» **What is needed**
In the entries that follow, find the word "containing" and report each line it is on.

» **Provided material**
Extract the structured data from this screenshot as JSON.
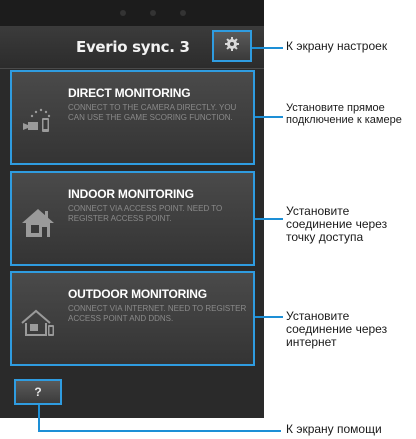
{
  "app": {
    "title": "Everio sync. 3"
  },
  "toolbar": {
    "settings_icon": "gear-icon"
  },
  "cards": [
    {
      "title": "DIRECT MONITORING",
      "description": "CONNECT TO THE CAMERA DIRECTLY. YOU CAN USE THE GAME SCORING FUNCTION.",
      "icon": "direct-camera-icon"
    },
    {
      "title": "INDOOR MONITORING",
      "description": "CONNECT VIA ACCESS POINT. NEED TO REGISTER ACCESS POINT.",
      "icon": "house-icon"
    },
    {
      "title": "OUTDOOR MONITORING",
      "description": "CONNECT VIA INTERNET. NEED TO REGISTER ACCESS POINT AND DDNS.",
      "icon": "house-internet-icon"
    }
  ],
  "help": {
    "label": "?"
  },
  "annotations": {
    "settings": "К экрану настроек",
    "direct": "Установите прямое подключение к камере",
    "indoor": "Установите соединение через точку доступа",
    "outdoor": "Установите соединение через интернет",
    "help": "К экрану помощи"
  },
  "colors": {
    "accent": "#2f9ce0",
    "background": "#2a2a2a",
    "leader_line": "#1d8fd6"
  }
}
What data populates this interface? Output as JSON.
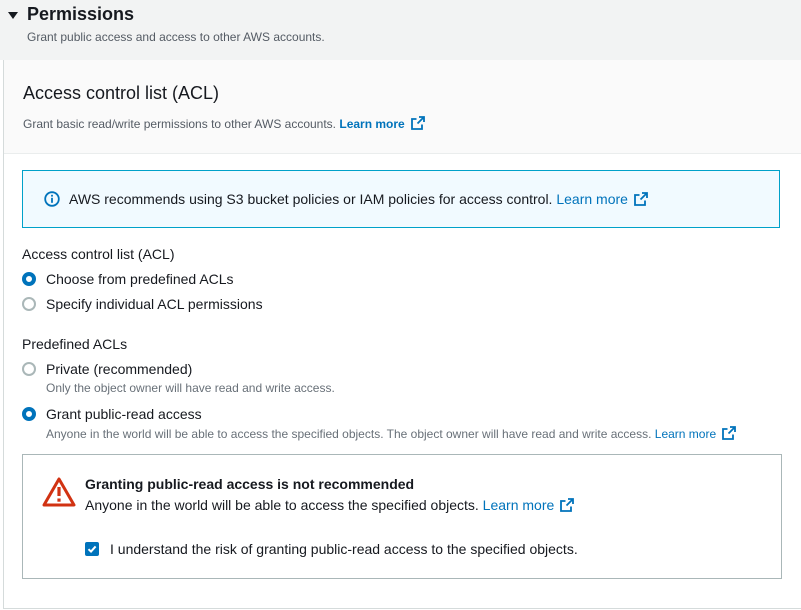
{
  "section": {
    "title": "Permissions",
    "subtitle": "Grant public access and access to other AWS accounts."
  },
  "acl_panel": {
    "title": "Access control list (ACL)",
    "description": "Grant basic read/write permissions to other AWS accounts.",
    "learn_more": "Learn more"
  },
  "info_alert": {
    "text": "AWS recommends using S3 bucket policies or IAM policies for access control.",
    "learn_more": "Learn more",
    "icon": "info-icon"
  },
  "acl_mode": {
    "label": "Access control list (ACL)",
    "options": [
      {
        "label": "Choose from predefined ACLs",
        "selected": true
      },
      {
        "label": "Specify individual ACL permissions",
        "selected": false
      }
    ]
  },
  "predefined_acls": {
    "label": "Predefined ACLs",
    "options": [
      {
        "label": "Private (recommended)",
        "description": "Only the object owner will have read and write access.",
        "selected": false
      },
      {
        "label": "Grant public-read access",
        "description": "Anyone in the world will be able to access the specified objects. The object owner will have read and write access.",
        "learn_more": "Learn more",
        "selected": true
      }
    ]
  },
  "warning": {
    "title": "Granting public-read access is not recommended",
    "text": "Anyone in the world will be able to access the specified objects.",
    "learn_more": "Learn more",
    "icon": "warning-icon",
    "checkbox_label": "I understand the risk of granting public-read access to the specified objects.",
    "checkbox_checked": true
  },
  "colors": {
    "link": "#0073bb",
    "info_border": "#00a1c9",
    "info_bg": "#f1faff",
    "warning": "#d13212"
  }
}
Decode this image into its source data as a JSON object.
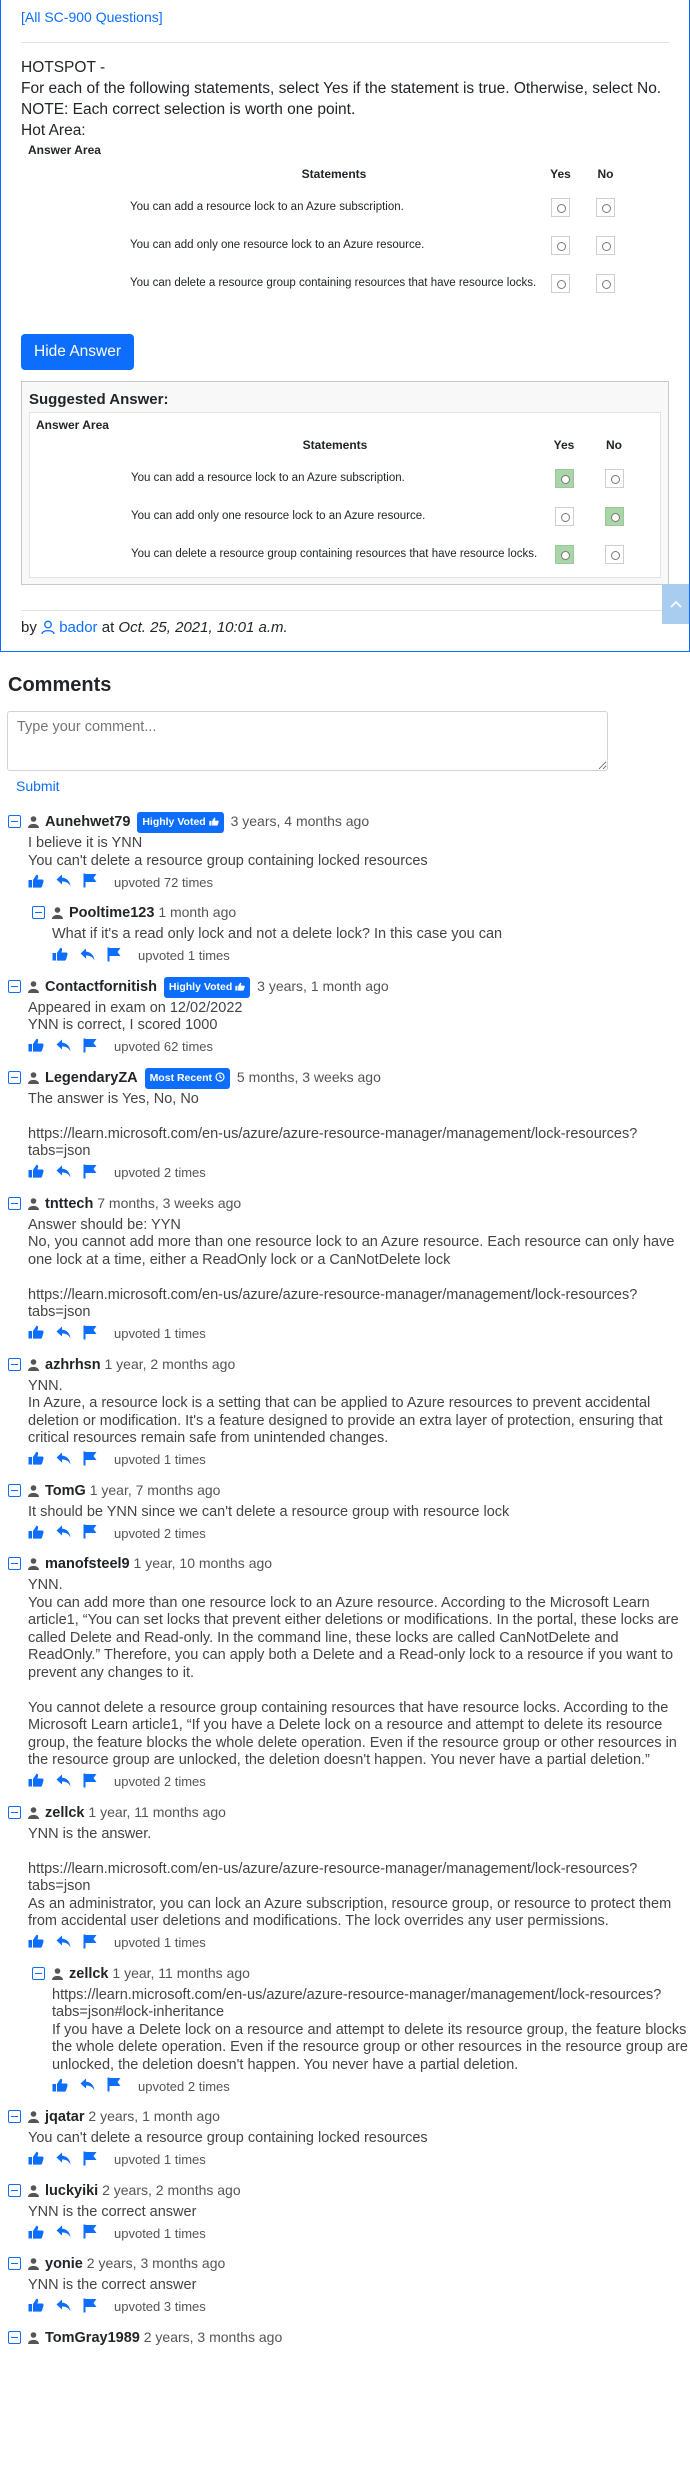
{
  "question": {
    "all_link": "[All SC-900 Questions]",
    "lines": [
      "HOTSPOT -",
      "For each of the following statements, select Yes if the statement is true. Otherwise, select No.",
      "NOTE: Each correct selection is worth one point.",
      "Hot Area:"
    ],
    "answer_area": "Answer Area",
    "col_statements": "Statements",
    "col_yes": "Yes",
    "col_no": "No",
    "statements": [
      "You can add a resource lock to an Azure subscription.",
      "You can add only one resource lock to an Azure resource.",
      "You can delete a resource group containing resources that have resource locks."
    ],
    "hide_button": "Hide Answer",
    "suggested_title": "Suggested Answer:",
    "suggested_selection": [
      "Yes",
      "No",
      "Yes"
    ],
    "byline_prefix": "by",
    "author": "bador",
    "byline_at": "at",
    "date": "Oct. 25, 2021, 10:01 a.m."
  },
  "comments": {
    "title": "Comments",
    "placeholder": "Type your comment...",
    "submit": "Submit",
    "items": [
      {
        "user": "Aunehwet79",
        "badge": "Highly Voted",
        "date": "3 years, 4 months ago",
        "body": "I believe it is YNN\nYou can't delete a resource group containing locked resources",
        "votes": "upvoted 72 times"
      },
      {
        "user": "Pooltime123",
        "date": "1 month ago",
        "body": "What if it's a read only lock and not a delete lock? In this case you can",
        "votes": "upvoted 1 times"
      },
      {
        "user": "Contactfornitish",
        "badge": "Highly Voted",
        "date": "3 years, 1 month ago",
        "body": "Appeared in exam on 12/02/2022\nYNN is correct, I scored 1000",
        "votes": "upvoted 62 times"
      },
      {
        "user": "LegendaryZA",
        "badge": "Most Recent",
        "date": "5 months, 3 weeks ago",
        "body": "The answer is Yes, No, No\n\nhttps://learn.microsoft.com/en-us/azure/azure-resource-manager/management/lock-resources?tabs=json",
        "votes": "upvoted 2 times"
      },
      {
        "user": "tnttech",
        "date": "7 months, 3 weeks ago",
        "body": "Answer should be: YYN\nNo, you cannot add more than one resource lock to an Azure resource. Each resource can only have one lock at a time, either a ReadOnly lock or a CanNotDelete lock\n\nhttps://learn.microsoft.com/en-us/azure/azure-resource-manager/management/lock-resources?tabs=json",
        "votes": "upvoted 1 times"
      },
      {
        "user": "azhrhsn",
        "date": "1 year, 2 months ago",
        "body": "YNN.\nIn Azure, a resource lock is a setting that can be applied to Azure resources to prevent accidental deletion or modification. It's a feature designed to provide an extra layer of protection, ensuring that critical resources remain safe from unintended changes.",
        "votes": "upvoted 1 times"
      },
      {
        "user": "TomG",
        "date": "1 year, 7 months ago",
        "body": "It should be YNN since we can't delete a resource group with resource lock",
        "votes": "upvoted 2 times"
      },
      {
        "user": "manofsteel9",
        "date": "1 year, 10 months ago",
        "body": "YNN.\nYou can add more than one resource lock to an Azure resource. According to the Microsoft Learn article1, “You can set locks that prevent either deletions or modifications. In the portal, these locks are called Delete and Read-only. In the command line, these locks are called CanNotDelete and ReadOnly.” Therefore, you can apply both a Delete and a Read-only lock to a resource if you want to prevent any changes to it.\n\nYou cannot delete a resource group containing resources that have resource locks. According to the Microsoft Learn article1, “If you have a Delete lock on a resource and attempt to delete its resource group, the feature blocks the whole delete operation. Even if the resource group or other resources in the resource group are unlocked, the deletion doesn't happen. You never have a partial deletion.”",
        "votes": "upvoted 2 times"
      },
      {
        "user": "zellck",
        "date": "1 year, 11 months ago",
        "body": "YNN is the answer.\n\nhttps://learn.microsoft.com/en-us/azure/azure-resource-manager/management/lock-resources?tabs=json\nAs an administrator, you can lock an Azure subscription, resource group, or resource to protect them from accidental user deletions and modifications. The lock overrides any user permissions.",
        "votes": "upvoted 1 times"
      },
      {
        "user": "zellck",
        "date": "1 year, 11 months ago",
        "body": "https://learn.microsoft.com/en-us/azure/azure-resource-manager/management/lock-resources?tabs=json#lock-inheritance\nIf you have a Delete lock on a resource and attempt to delete its resource group, the feature blocks the whole delete operation. Even if the resource group or other resources in the resource group are unlocked, the deletion doesn't happen. You never have a partial deletion.",
        "votes": "upvoted 2 times"
      },
      {
        "user": "jqatar",
        "date": "2 years, 1 month ago",
        "body": "You can't delete a resource group containing locked resources",
        "votes": "upvoted 1 times"
      },
      {
        "user": "luckyiki",
        "date": "2 years, 2 months ago",
        "body": "YNN is the correct answer",
        "votes": "upvoted 1 times"
      },
      {
        "user": "yonie",
        "date": "2 years, 3 months ago",
        "body": "YNN is the correct answer",
        "votes": "upvoted 3 times"
      },
      {
        "user": "TomGray1989",
        "date": "2 years, 3 months ago"
      }
    ]
  }
}
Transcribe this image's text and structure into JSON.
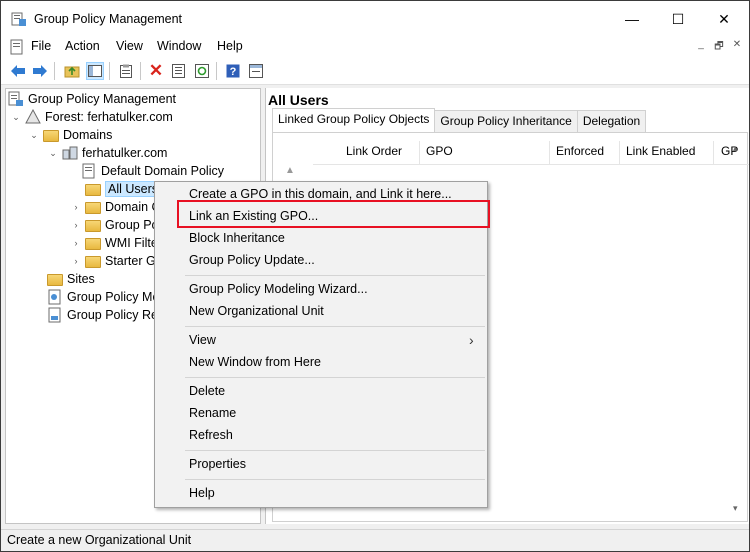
{
  "window": {
    "title": "Group Policy Management",
    "controls": {
      "minimize": "—",
      "maximize": "☐",
      "close": "✕"
    }
  },
  "menu": {
    "items": [
      "File",
      "Action",
      "View",
      "Window",
      "Help"
    ],
    "mdi": {
      "minimize": "_",
      "restore": "🗗",
      "close": "✕"
    }
  },
  "toolbar": {
    "buttons": [
      "back-arrow-icon",
      "forward-arrow-icon",
      "up-folder-icon",
      "show-hide-tree-icon",
      "properties-icon",
      "delete-icon",
      "export-list-icon",
      "refresh-icon",
      "help-icon",
      "properties-view-icon"
    ]
  },
  "tree": {
    "root": "Group Policy Management",
    "forest": "Forest: ferhatulker.com",
    "domains": "Domains",
    "domain": "ferhatulker.com",
    "default_policy": "Default Domain Policy",
    "all_users": "All Users",
    "domain_controllers": "Domain C",
    "group_policy_objects": "Group Po",
    "wmi_filters": "WMI Filte",
    "starter_gpos": "Starter GI",
    "sites": "Sites",
    "modeling": "Group Policy Mo",
    "results": "Group Policy Re"
  },
  "main": {
    "title": "All Users",
    "tabs": [
      "Linked Group Policy Objects",
      "Group Policy Inheritance",
      "Delegation"
    ],
    "columns": [
      "Link Order",
      "GPO",
      "Enforced",
      "Link Enabled",
      "GP"
    ]
  },
  "context_menu": {
    "items": [
      "Create a GPO in this domain, and Link it here...",
      "Link an Existing GPO...",
      "Block Inheritance",
      "Group Policy Update...",
      "Group Policy Modeling Wizard...",
      "New Organizational Unit",
      "View",
      "New Window from Here",
      "Delete",
      "Rename",
      "Refresh",
      "Properties",
      "Help"
    ],
    "submenu_arrow": "›"
  },
  "status": {
    "text": "Create a new Organizational Unit"
  },
  "colors": {
    "highlight": "#e81123",
    "selection": "#cce8ff"
  }
}
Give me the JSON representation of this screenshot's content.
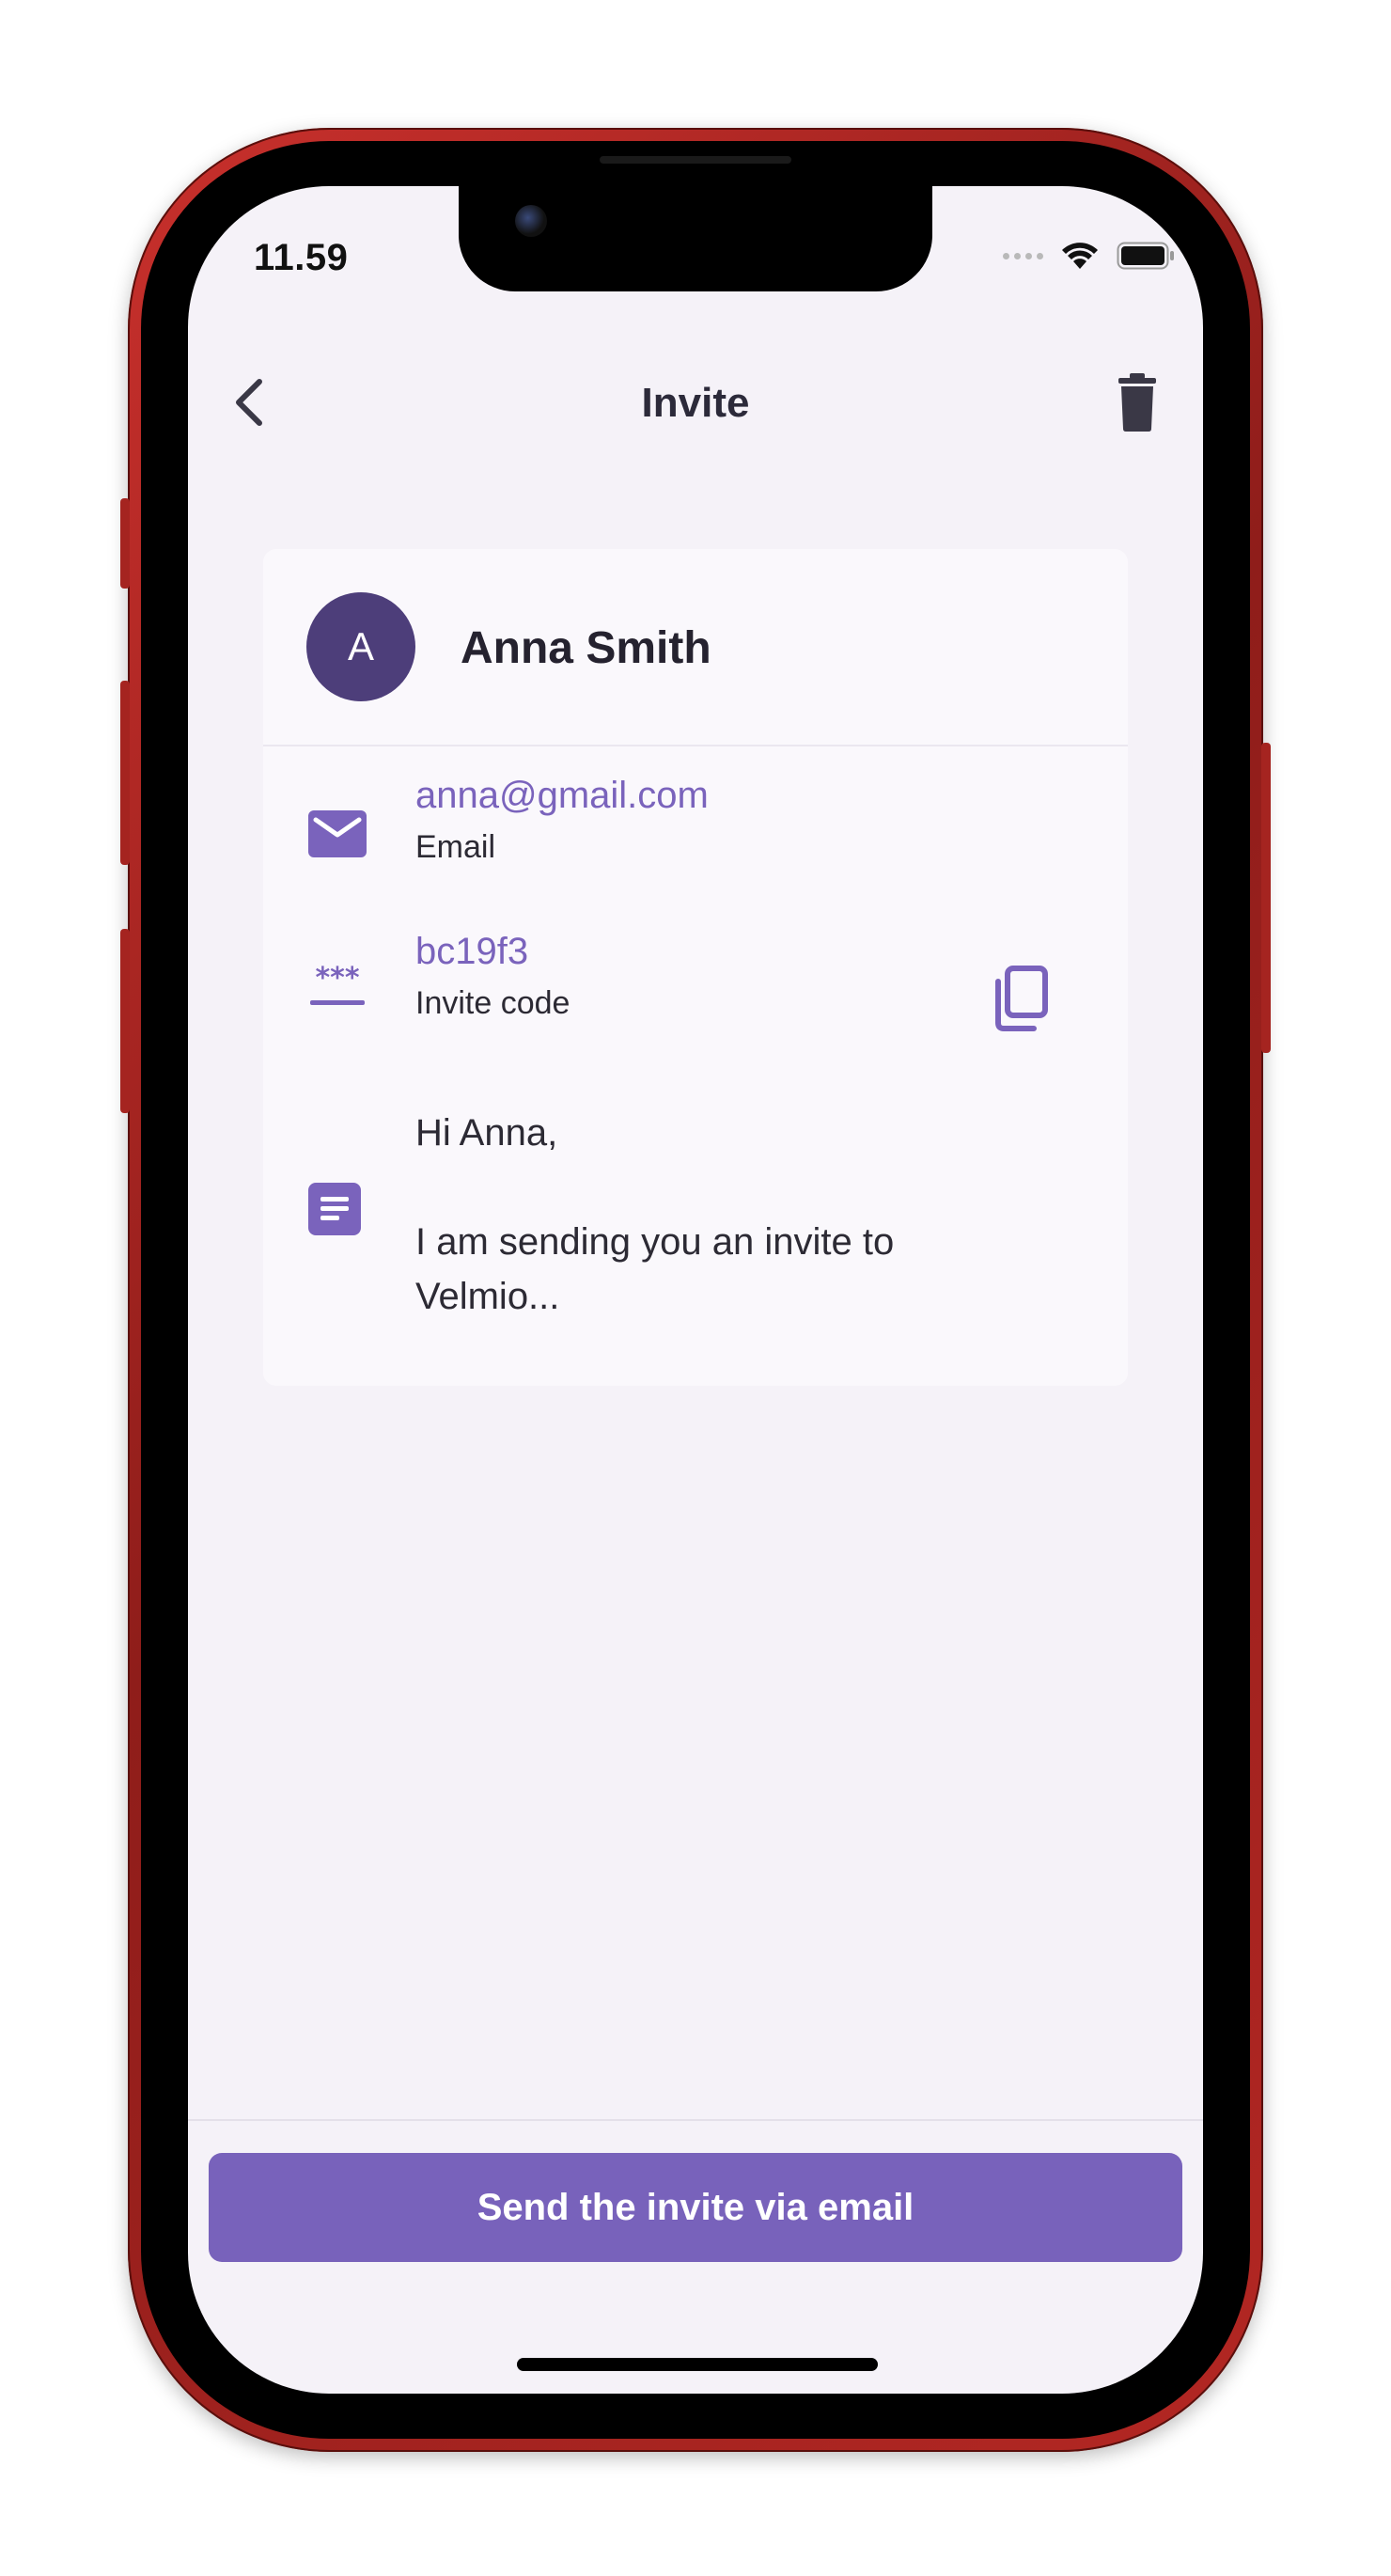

» **Your solution**
      "You can delete a resource group containing resources that have resource locks."
        "body": "I believe it is YNN\nYou can't delete a resource group containing locked resources",
        "body": "YNN.\nYou can add more than one resource lock to an Azure resource. According to the Microsoft Learn article1, “You can set locks that prevent either deletions or modifications. In the portal, these locks are called Delete and Read-only. In the command line, these locks are called CanNotDelete and ReadOnly.” Therefore, you can apply both a Delete and a Read-only lock to a resource if you want to prevent any changes to it.\n\nYou cannot delete a resource group containing resources that have resource locks. According to the Microsoft Learn article1, “If you have a Delete lock on a resource and attempt to delete its resource group, the feature blocks the whole delete operation. Even if the resource group or other resources in the resource group are unlocked, the deletion doesn't happen. You never have a partial deletion.”",
        "body": "You can't delete a resource group containing locked resources",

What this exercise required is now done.